Savannas and grasslands in drier climates have traditionally been overlooked in their contribution to climate change. However, a recent study published in Nature Climate Change has shed new light on their importance in storing heat-trapping carbon and mitigating climate warming. The study, conducted by a team of researchers from various institutions worldwide, including the University of Michigan, examines the impact of fire on carbon storage in topsoil across different ecosystems.
Contrary to previous beliefs, the study finds that savannas and grasslands in drier regions store significantly more carbon than previously thought. By reanalyzing datasets from 53 long-term fire-manipulation experiments and conducting field-sampling campaigns at six sites, the researchers discovered that fire frequency plays a crucial role in altering carbon storage in topsoil. Dry ecosystems are more susceptible to changes in wildfire frequency compared to their humid counterparts. The study’s lead author, Adam Pellegrini, emphasizes the vulnerability of carbon loss in dry regions with high fire frequencies while also highlighting their potential for carbon storage when fires are less frequent.
Over the past two decades, the expansion of human populations and the introduction of roads, croplands, and pastures have led to fire suppression and landscape fragmentation, resulting in smaller wildfires and reduced burned areas in drier savannas and grasslands. Surprisingly, this reduction in fire size and frequency has caused an estimated 23% increase in stored topsoil carbon in dryland savannas. Most state-of-the-art ecosystem models used by climate researchers failed to anticipate this increase, leading to an underestimation of the climate-buffering effects of dryland savannas, as pointed out by Peter Reich, a forest ecologist and study co-author.
The study’s findings indicate that savanna-grassland regions worldwide have gained a staggering 640 million metric tons of carbon in their soils over the past two decades. While declining fire frequencies have contributed to this extensive carbon sink in drylands, more humid savanna-grassland regions have experienced more frequent wildfires and increased burned areas, resulting in a 25% loss in soil carbon over the same period.
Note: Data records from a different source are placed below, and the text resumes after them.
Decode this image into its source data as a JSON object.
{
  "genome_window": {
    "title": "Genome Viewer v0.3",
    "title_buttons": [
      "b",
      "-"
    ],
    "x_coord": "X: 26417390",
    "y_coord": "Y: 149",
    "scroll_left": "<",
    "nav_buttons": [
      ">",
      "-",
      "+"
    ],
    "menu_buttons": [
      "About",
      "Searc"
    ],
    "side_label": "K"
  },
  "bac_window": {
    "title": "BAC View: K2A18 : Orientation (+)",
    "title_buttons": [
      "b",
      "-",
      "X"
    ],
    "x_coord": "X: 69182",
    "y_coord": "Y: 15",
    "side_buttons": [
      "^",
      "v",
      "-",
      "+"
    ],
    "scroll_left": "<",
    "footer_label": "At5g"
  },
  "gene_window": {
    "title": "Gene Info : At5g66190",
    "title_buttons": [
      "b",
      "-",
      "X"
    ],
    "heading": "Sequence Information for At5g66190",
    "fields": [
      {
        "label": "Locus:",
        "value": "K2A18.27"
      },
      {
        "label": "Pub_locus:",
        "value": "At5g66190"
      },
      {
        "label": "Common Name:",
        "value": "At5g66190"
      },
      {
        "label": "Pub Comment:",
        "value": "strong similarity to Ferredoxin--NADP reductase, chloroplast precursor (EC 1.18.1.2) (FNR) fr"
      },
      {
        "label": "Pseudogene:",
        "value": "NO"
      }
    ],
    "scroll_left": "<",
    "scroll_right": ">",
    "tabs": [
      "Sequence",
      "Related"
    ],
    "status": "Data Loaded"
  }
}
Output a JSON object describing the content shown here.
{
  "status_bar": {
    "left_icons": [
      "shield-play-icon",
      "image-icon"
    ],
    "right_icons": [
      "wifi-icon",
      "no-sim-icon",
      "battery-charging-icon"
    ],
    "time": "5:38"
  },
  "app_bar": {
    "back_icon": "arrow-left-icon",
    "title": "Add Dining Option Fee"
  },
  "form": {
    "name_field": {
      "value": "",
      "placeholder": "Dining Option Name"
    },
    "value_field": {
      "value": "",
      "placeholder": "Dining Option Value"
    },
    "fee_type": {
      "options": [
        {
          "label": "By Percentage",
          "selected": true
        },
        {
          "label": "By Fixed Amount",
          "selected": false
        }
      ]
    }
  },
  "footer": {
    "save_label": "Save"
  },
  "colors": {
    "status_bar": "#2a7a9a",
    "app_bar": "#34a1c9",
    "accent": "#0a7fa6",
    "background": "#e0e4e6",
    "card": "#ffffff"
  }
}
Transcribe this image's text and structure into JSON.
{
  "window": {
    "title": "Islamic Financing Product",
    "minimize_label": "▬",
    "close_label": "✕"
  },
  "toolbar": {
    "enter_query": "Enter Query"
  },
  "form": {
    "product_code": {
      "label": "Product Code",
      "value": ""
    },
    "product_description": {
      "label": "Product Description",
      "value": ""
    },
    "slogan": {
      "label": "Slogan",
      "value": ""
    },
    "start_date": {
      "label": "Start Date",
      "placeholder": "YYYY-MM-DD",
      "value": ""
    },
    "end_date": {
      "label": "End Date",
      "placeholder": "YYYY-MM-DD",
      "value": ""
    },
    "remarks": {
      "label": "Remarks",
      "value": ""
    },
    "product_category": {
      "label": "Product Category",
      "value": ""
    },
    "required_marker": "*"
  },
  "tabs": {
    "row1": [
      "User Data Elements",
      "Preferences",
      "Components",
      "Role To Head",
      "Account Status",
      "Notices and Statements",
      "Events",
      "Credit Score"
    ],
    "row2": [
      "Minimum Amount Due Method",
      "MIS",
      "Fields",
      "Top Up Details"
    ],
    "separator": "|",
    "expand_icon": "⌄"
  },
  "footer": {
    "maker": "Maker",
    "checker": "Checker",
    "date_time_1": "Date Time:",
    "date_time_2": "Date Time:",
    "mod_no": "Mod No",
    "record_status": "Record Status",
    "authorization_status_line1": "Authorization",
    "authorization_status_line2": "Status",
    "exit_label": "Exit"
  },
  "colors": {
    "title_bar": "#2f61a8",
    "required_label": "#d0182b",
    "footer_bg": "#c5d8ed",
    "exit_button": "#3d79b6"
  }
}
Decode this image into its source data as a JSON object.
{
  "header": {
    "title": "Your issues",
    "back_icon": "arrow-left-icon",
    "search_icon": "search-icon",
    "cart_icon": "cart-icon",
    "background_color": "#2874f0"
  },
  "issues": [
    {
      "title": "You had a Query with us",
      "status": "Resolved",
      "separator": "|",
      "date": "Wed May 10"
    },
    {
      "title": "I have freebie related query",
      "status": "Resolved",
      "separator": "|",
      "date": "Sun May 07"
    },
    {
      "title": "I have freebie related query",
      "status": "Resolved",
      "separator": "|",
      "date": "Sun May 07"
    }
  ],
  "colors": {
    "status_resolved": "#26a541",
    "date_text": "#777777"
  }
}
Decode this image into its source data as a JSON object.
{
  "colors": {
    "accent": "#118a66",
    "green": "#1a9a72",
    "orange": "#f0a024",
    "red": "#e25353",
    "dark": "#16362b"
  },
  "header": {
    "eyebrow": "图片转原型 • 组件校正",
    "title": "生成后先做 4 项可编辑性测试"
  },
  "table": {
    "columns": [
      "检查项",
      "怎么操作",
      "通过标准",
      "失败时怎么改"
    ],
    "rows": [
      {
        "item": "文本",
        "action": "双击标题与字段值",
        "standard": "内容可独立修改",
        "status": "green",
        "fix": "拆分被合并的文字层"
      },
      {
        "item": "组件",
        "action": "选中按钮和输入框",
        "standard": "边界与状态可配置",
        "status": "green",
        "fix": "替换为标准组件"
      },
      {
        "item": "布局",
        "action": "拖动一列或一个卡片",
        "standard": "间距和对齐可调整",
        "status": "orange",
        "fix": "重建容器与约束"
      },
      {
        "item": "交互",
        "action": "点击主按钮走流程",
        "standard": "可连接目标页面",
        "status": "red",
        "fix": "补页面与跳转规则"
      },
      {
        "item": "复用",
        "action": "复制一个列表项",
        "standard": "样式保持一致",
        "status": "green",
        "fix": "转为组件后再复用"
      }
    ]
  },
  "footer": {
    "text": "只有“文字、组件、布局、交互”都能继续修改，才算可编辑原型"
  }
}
The net change, however, remains positive, with an estimated gain of 0.64 petagrams (640 million metric tons) of soil carbon.
While the increase in soil carbon may not seem significant in relation to anthropogenic emissions, it highlights the potential of savannas and grasslands in mitigating climate warming. The study’s lead author, Adam Pellegrini, emphasizes that these ecosystems have slowed climate warming over the past two decades, despite fires. However, he also cautions that this trend is not guaranteed to continue in the future.
The new study challenges previous assumptions about the role of savannas and grasslands in climate change. By shedding light on their significant carbon storage capacity, particularly in drier regions, it emphasizes the importance of considering these ecosystems in climate models and mitigation strategies. Savannas and grasslands have the potential to function as valuable carbon sinks, offering a natural solution to address climate change. However, further research is needed to fully understand their resilience and susceptibility to future changes.